KODA architects were commissioned to carry out a contemporary house extension in hereford to an existing property as well as a carefully considered remodelling to reform the property, maximising outward views over the countryside. 

Located in rural Herefordshire, this traditional stone farm house Is nestled at the foot of Tillington Hill and surrounded by an extensive woodland to the north. To the east and south, the property benefits from expansive views over private farmland, Herefordshire countryside and glimpsing the Malvern Hills on the horizon. 

Using high quality materials of Cotswold Dressed Stone and rubble Herefordshire grey sandstone walling, the property had been previously extended focusing living areas and views out towards an internal courtyard, away from the main views to the East.

Project Information

Client: Private Client
Budget: Undisclosed 
Construction Date: 19th Century
Location: Herefordshire
Local Authority: Herefordshire
Status: Planning

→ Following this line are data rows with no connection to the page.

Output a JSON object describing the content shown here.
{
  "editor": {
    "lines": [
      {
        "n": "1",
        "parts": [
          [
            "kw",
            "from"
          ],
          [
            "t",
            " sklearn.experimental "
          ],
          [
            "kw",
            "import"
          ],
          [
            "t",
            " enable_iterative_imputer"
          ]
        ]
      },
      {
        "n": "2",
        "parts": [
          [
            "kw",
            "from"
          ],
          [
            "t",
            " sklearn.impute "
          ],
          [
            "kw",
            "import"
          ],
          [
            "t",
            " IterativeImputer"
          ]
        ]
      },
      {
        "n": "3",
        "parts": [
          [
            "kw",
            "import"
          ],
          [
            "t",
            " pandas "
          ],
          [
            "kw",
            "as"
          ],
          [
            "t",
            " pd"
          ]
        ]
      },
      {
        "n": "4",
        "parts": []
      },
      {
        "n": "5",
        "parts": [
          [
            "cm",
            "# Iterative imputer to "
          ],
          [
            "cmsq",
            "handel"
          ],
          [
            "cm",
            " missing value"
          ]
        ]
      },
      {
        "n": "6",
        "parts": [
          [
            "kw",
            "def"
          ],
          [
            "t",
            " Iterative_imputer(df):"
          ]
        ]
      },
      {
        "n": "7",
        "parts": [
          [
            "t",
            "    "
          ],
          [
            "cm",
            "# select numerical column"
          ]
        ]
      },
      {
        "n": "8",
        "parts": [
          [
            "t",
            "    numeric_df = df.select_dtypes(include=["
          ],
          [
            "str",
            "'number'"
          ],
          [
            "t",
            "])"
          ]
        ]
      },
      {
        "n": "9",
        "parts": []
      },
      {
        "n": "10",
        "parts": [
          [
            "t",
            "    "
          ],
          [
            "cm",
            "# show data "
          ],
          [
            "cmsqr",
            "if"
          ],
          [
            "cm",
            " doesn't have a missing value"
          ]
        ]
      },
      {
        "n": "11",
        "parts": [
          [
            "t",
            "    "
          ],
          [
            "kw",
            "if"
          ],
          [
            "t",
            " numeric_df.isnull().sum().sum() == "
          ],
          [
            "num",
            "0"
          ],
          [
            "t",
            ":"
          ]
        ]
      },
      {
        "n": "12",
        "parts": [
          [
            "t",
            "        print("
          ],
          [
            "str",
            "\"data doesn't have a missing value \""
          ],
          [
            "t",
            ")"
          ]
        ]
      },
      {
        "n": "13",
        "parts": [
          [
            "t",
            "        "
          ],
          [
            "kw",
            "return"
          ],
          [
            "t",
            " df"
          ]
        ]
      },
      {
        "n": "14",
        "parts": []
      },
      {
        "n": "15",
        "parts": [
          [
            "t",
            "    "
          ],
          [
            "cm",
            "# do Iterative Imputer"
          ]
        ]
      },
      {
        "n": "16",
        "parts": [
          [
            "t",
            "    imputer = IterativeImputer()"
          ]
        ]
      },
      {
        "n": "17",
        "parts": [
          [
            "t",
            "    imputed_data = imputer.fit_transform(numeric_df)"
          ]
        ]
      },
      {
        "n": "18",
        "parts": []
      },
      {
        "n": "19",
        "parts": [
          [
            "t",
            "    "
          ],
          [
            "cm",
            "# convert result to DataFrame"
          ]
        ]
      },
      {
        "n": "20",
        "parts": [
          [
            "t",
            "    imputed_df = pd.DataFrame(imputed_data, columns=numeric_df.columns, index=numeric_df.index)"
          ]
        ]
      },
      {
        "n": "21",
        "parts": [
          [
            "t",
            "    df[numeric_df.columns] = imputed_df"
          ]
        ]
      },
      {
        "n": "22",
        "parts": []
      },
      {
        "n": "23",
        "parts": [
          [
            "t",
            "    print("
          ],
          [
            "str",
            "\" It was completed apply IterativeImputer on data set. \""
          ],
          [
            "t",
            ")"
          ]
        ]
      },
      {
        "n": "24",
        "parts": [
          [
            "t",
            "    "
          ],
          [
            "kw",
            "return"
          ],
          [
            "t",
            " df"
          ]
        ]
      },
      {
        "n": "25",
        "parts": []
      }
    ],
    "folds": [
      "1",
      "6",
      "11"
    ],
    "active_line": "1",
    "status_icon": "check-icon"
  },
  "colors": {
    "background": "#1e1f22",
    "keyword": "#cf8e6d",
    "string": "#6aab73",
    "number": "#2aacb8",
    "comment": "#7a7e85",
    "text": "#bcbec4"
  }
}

Contemporary House Extension in Hereford

KODA architects carried out a full feasibility study investigating various options for a Contemporary House Extension Hereford and the proposed remodelling. It was quickly discovered that the property was not addressing one of the key characteristics the site had to offer and this was maximising the views out of the house over the countryside. 

Interventions focused in refocusing the family areas to the east of the property, whilst back of house areas such as utility rooms and toileting were moved to the rear. The existing property had small, traditional openings which confined the the views, making the internal spaces darker and enclosed.

As a contrast to this, a new extension was proposed to which would flood the internal environment with natural light and allow uninterrupted views. The added effect was to form an asymmetric contemporary extension with terrace, where the new kitchen and dining areas could spil out into.

Contemporary House Extension Hereford